More than 200,000 women and teenage girls are confined in prisons, jails, immigration detention centers, and juvenile detention facilities in the United States, a more than eight-fold increase since 1980. When we take probation and parole into account, more than one million women are under some form of criminal justice supervision.
The burden of imprisonment falls most heavily on poor women and women of color, who are overrepresented compared to their numbers in the general population. One major reason is the “War on Drugs”: Women of all racial and ethnic backgrounds use drugs, yet in New York, for example, more than 77% percent of women serving time in prison for drug offenses are women of color. Moreover, across the country white women are the majority of those on probation and women of color are the majority of those behind bars.
Typical prison conditions expose women to a range of dangers, from sexual abuse to permanent loss of family connections. The United States Department of Justice (DOJ) has yet to issue final regulations to implement a 2003 federal law aimed at preventing sexual abuse of people in prison. After almost a decade of research, public hearings, and thousands of public comments, the DOJ is stalling. One sticking point is whether the rules will apply to people confined by the Bureau of Immigration and Customs Enforcement, or ICE. Although the legislative history makes it clear that Congress intended the law to apply to all institutions of confinement, DOJ is reportedly resisting including ICE in the final rules. Certainly, women experience sexual assault in ICE prisons and need the same protections as any other group of women in custody.
A majority of women in prison are mothers; if they do not have someone to care for their children while they are imprisoned, then their children will be placed in foster care. Since 1997, federal and state laws have mandated the termination of parental rights once a child has been in foster care for 15 months in a 22-month period. Only a few states make any exceptions for parents who are in prison. Because women are more likely than men to be the primary caregivers of children under 18, this policy has a disproportionate impact on women and their children.
Women who manage to maintain their legal bond to their children still find it difficult to reunite with them once they get out of prison. If they have a felony drug conviction, public policies in most states prohibit them from accessing public housing, food stamps or loans to go back to school – resources that would help them to build a secure future for themselves and their families.

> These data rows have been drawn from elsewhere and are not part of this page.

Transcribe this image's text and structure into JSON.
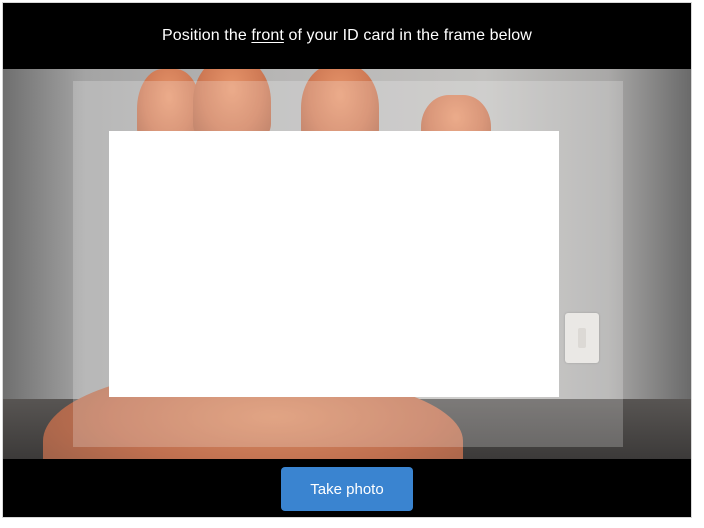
{
  "header": {
    "instruction_prefix": "Position the ",
    "instruction_emphasis": "front",
    "instruction_suffix": " of your ID card in the frame below"
  },
  "footer": {
    "take_photo_label": "Take photo"
  },
  "colors": {
    "background": "#000000",
    "button_accent": "#3a84d0",
    "text": "#ffffff",
    "card_frame": "#ffffff"
  }
}
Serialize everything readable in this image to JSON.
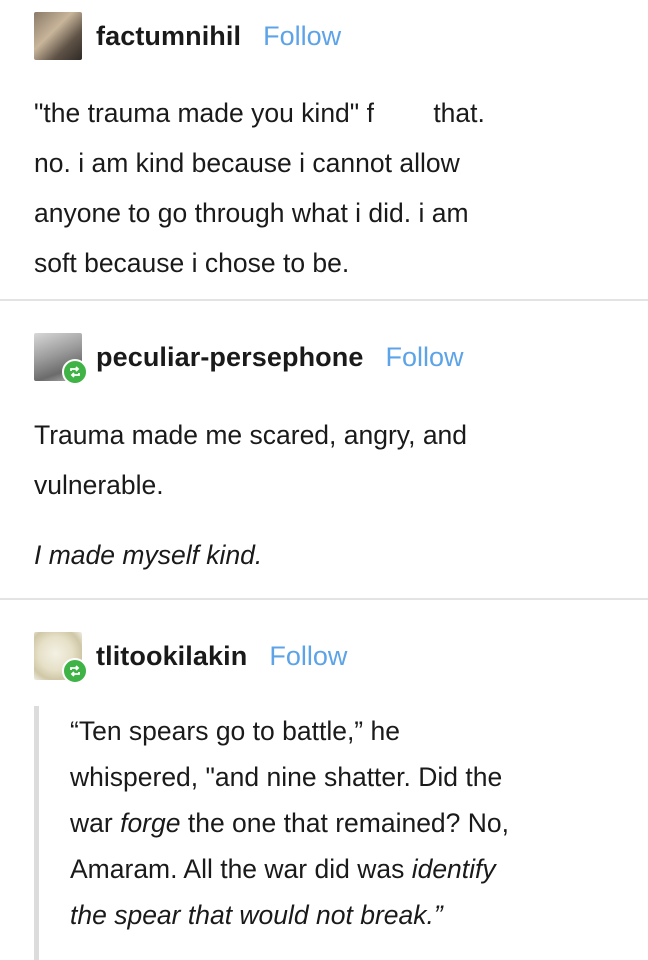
{
  "posts": [
    {
      "username": "factumnihil",
      "follow": "Follow",
      "lines": [
        "\"the trauma made you kind\" f",
        "that.",
        "no. i am kind because i cannot allow",
        "anyone to go through what i did. i am",
        "soft because i chose to be."
      ]
    },
    {
      "username": "peculiar-persephone",
      "follow": "Follow",
      "lines": [
        "Trauma made me scared, angry, and",
        "vulnerable.",
        "I made myself kind."
      ]
    },
    {
      "username": "tlitookilakin",
      "follow": "Follow",
      "quote": {
        "l1": "“Ten spears go to battle,” he",
        "l2": "whispered, \"and nine shatter. Did the",
        "l3a": "war ",
        "l3b": "forge",
        "l3c": " the one that remained? No,",
        "l4a": "Amaram. All the war did was ",
        "l4b": "identify",
        "l5": "the spear that would not break.”"
      }
    }
  ],
  "colors": {
    "follow": "#5ca3e8",
    "reblog": "#3fb345",
    "divider": "#e3e3e3"
  },
  "icons": [
    "avatar-image",
    "reblog-icon"
  ]
}
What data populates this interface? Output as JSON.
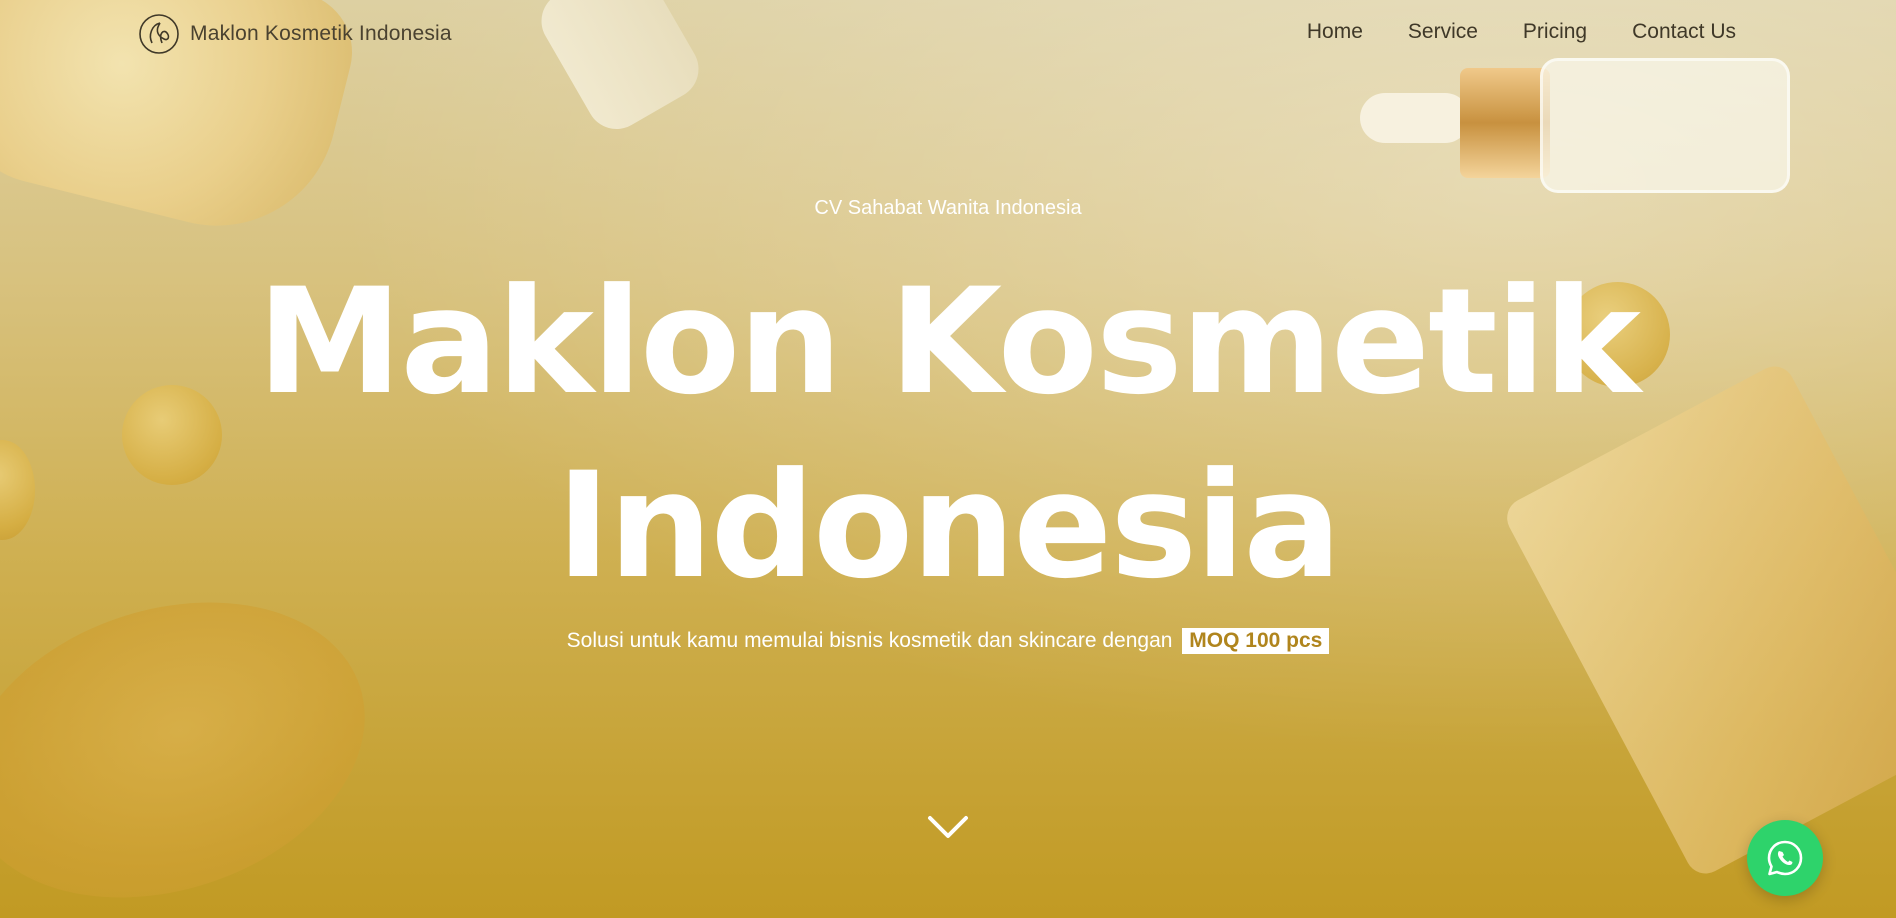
{
  "header": {
    "brand_name": "Maklon Kosmetik Indonesia",
    "logo_icon": "leaf-circle-logo"
  },
  "nav": {
    "items": [
      {
        "label": "Home"
      },
      {
        "label": "Service"
      },
      {
        "label": "Pricing"
      },
      {
        "label": "Contact Us"
      }
    ]
  },
  "hero": {
    "subtitle": "CV Sahabat Wanita Indonesia",
    "title_line1": "Maklon Kosmetik",
    "title_line2": "Indonesia",
    "tagline": "Solusi untuk kamu memulai bisnis kosmetik dan skincare dengan",
    "badge": "MOQ 100 pcs",
    "scroll_icon": "chevron-down-icon"
  },
  "floating": {
    "whatsapp_icon": "whatsapp-icon"
  },
  "colors": {
    "gradient_top": "#ddd0a2",
    "gradient_bottom": "#c19a23",
    "badge_text": "#b0851d",
    "whatsapp_green": "#2ed36b",
    "nav_text": "#3f3828"
  }
}
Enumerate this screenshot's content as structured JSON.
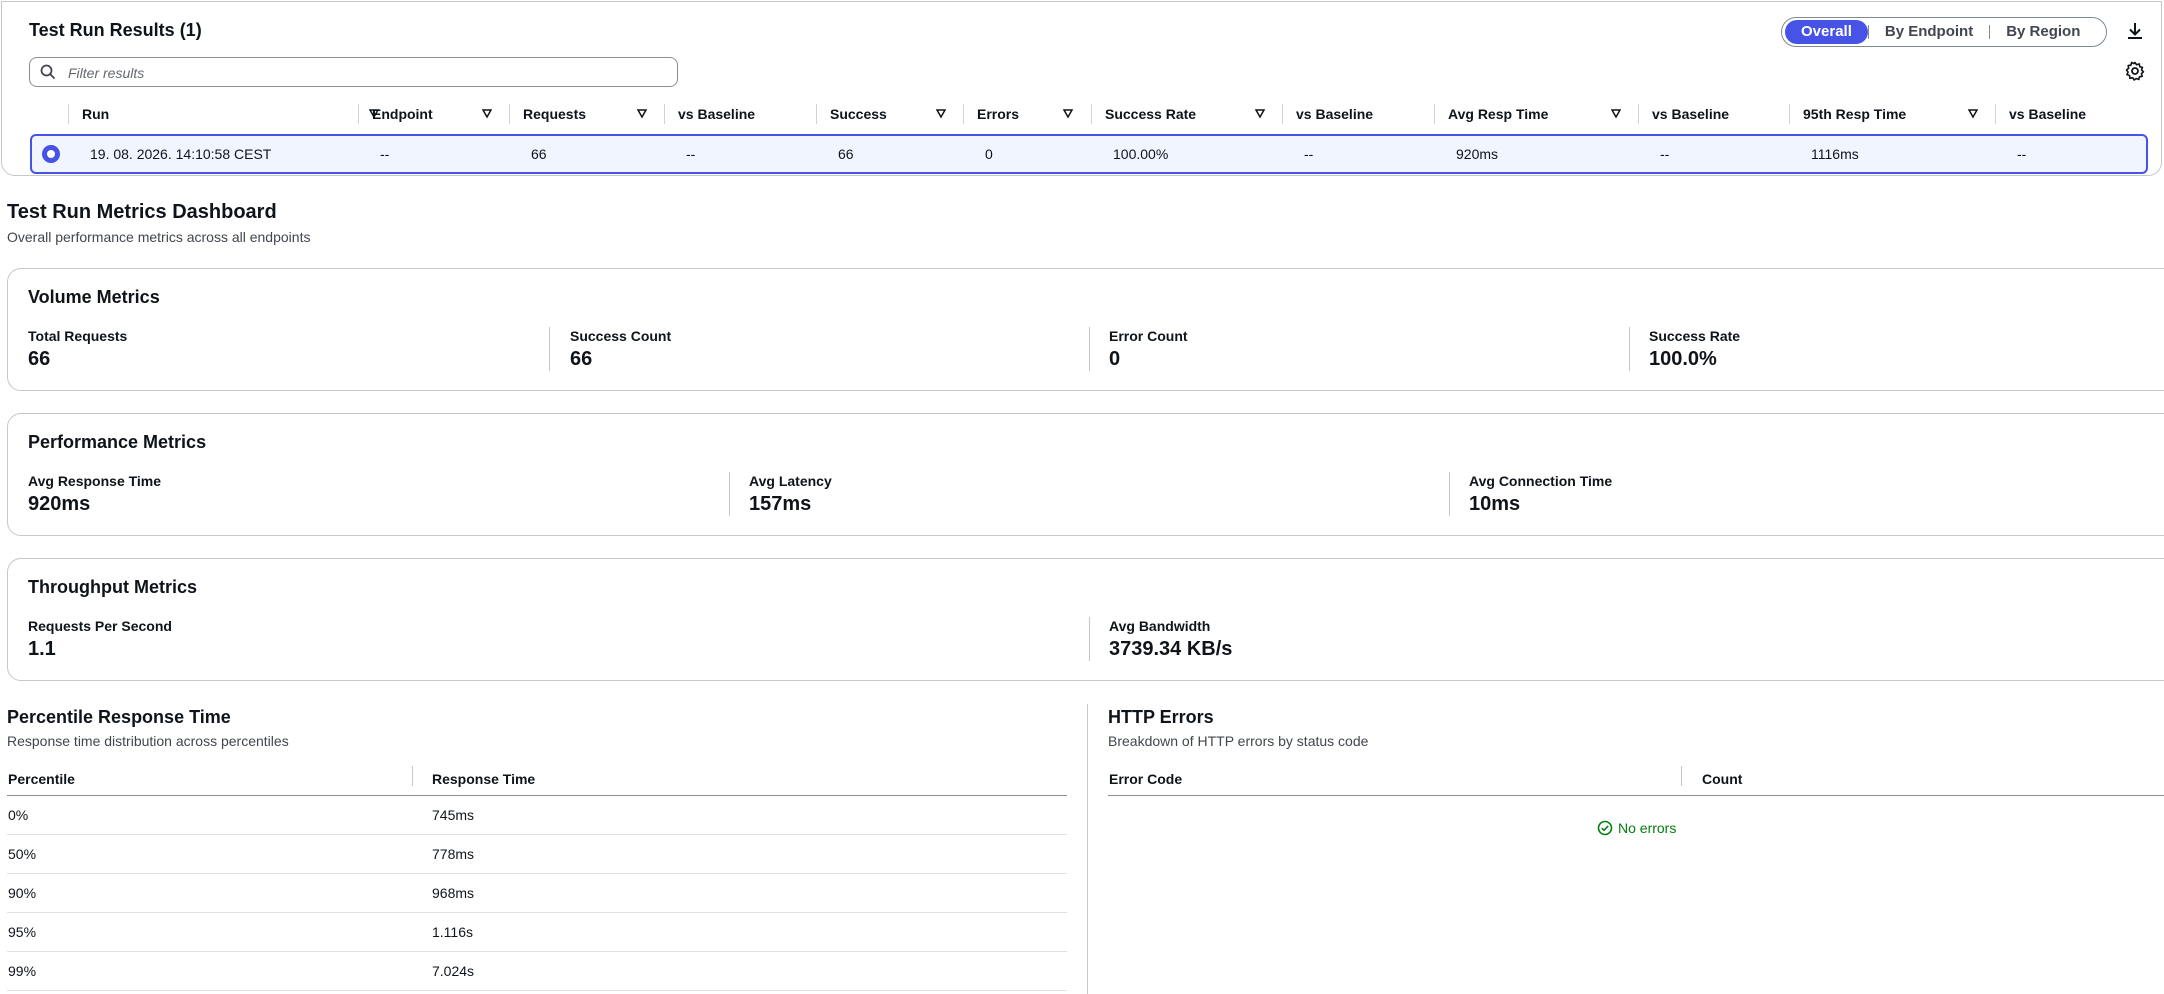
{
  "results": {
    "title": "Test Run Results (1)",
    "filter_placeholder": "Filter results",
    "tabs": [
      {
        "label": "Overall",
        "active": true
      },
      {
        "label": "By Endpoint",
        "active": false
      },
      {
        "label": "By Region",
        "active": false
      }
    ],
    "columns": [
      "Run",
      "Endpoint",
      "Requests",
      "vs Baseline",
      "Success",
      "Errors",
      "Success Rate",
      "vs Baseline",
      "Avg Resp Time",
      "vs Baseline",
      "95th Resp Time",
      "vs Baseline"
    ],
    "row": [
      "19. 08. 2026. 14:10:58 CEST",
      "--",
      "66",
      "--",
      "66",
      "0",
      "100.00%",
      "--",
      "920ms",
      "--",
      "1116ms",
      "--"
    ]
  },
  "dashboard": {
    "title": "Test Run Metrics Dashboard",
    "subtitle": "Overall performance metrics across all endpoints"
  },
  "volume": {
    "title": "Volume Metrics",
    "metrics": [
      {
        "label": "Total Requests",
        "value": "66"
      },
      {
        "label": "Success Count",
        "value": "66"
      },
      {
        "label": "Error Count",
        "value": "0"
      },
      {
        "label": "Success Rate",
        "value": "100.0%"
      }
    ]
  },
  "performance": {
    "title": "Performance Metrics",
    "metrics": [
      {
        "label": "Avg Response Time",
        "value": "920ms"
      },
      {
        "label": "Avg Latency",
        "value": "157ms"
      },
      {
        "label": "Avg Connection Time",
        "value": "10ms"
      }
    ]
  },
  "throughput": {
    "title": "Throughput Metrics",
    "metrics": [
      {
        "label": "Requests Per Second",
        "value": "1.1"
      },
      {
        "label": "Avg Bandwidth",
        "value": "3739.34 KB/s"
      }
    ]
  },
  "percentile": {
    "title": "Percentile Response Time",
    "subtitle": "Response time distribution across percentiles",
    "headers": [
      "Percentile",
      "Response Time"
    ],
    "rows": [
      [
        "0%",
        "745ms"
      ],
      [
        "50%",
        "778ms"
      ],
      [
        "90%",
        "968ms"
      ],
      [
        "95%",
        "1.116s"
      ],
      [
        "99%",
        "7.024s"
      ]
    ]
  },
  "http_errors": {
    "title": "HTTP Errors",
    "subtitle": "Breakdown of HTTP errors by status code",
    "headers": [
      "Error Code",
      "Count"
    ],
    "empty_text": "No errors"
  },
  "colors": {
    "accent": "#4752e6",
    "success": "#037f0c"
  }
}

They must compete for jobs with a scarlet “C” for “criminal record,” a serious disadvantage in today’s difficult economy. Given the racial dynamics of poverty and the racial biases of criminal justice administration, women of color are disproportionately affected by these policies, which undermine their right to be mothers.
What can be done to change the situation?
The single most important thing we can do is to reorient our public policy to treat drug addiction as a public health matter instead of a crime. This paradigm change would have a tremendous impact on the number of women arrested, prosecuted, and imprisoned, because so many women are behind bars for non-violent drug offenses or for other minor offenses they committed in order to obtain money to buy drugs.
Another policy change that could have a significant impact – yet gets almost no attention – is bail reform. Fully half of the women waiting to go on trial at the Massachusetts Correctional Institution-Framingham, for example, are stuck behind prison walls because they cannot make $50 bail.
No one argues that we should ignore crime. The question is, what is the best way to address the core reasons that most women find themselves enmeshed in the criminal justice system – including poverty, violence and trauma, limited educational and work opportunities and experience, and lack of access to health care, including mental health care and drug treatment. From a fiscal perspective as well as a human rights perspective, what policy approach best serves all members of the community?
The United States spends more than $68 billion each year to imprison people. In Massachusetts, the cost is about $46,000 per person per year. Compare that to expenditures on public education: about $13,000 per student per year.
As we commemorate International Women’s Day, let us commit to challenging the overuse of imprisonment as an integral part of the feminist policy agenda, and to advocate for a shift from punitive policies that deplete our resources to investment in communities.
This post is part of the International Women’s Day blog carnival in partnership with Ms. Foundation for Women.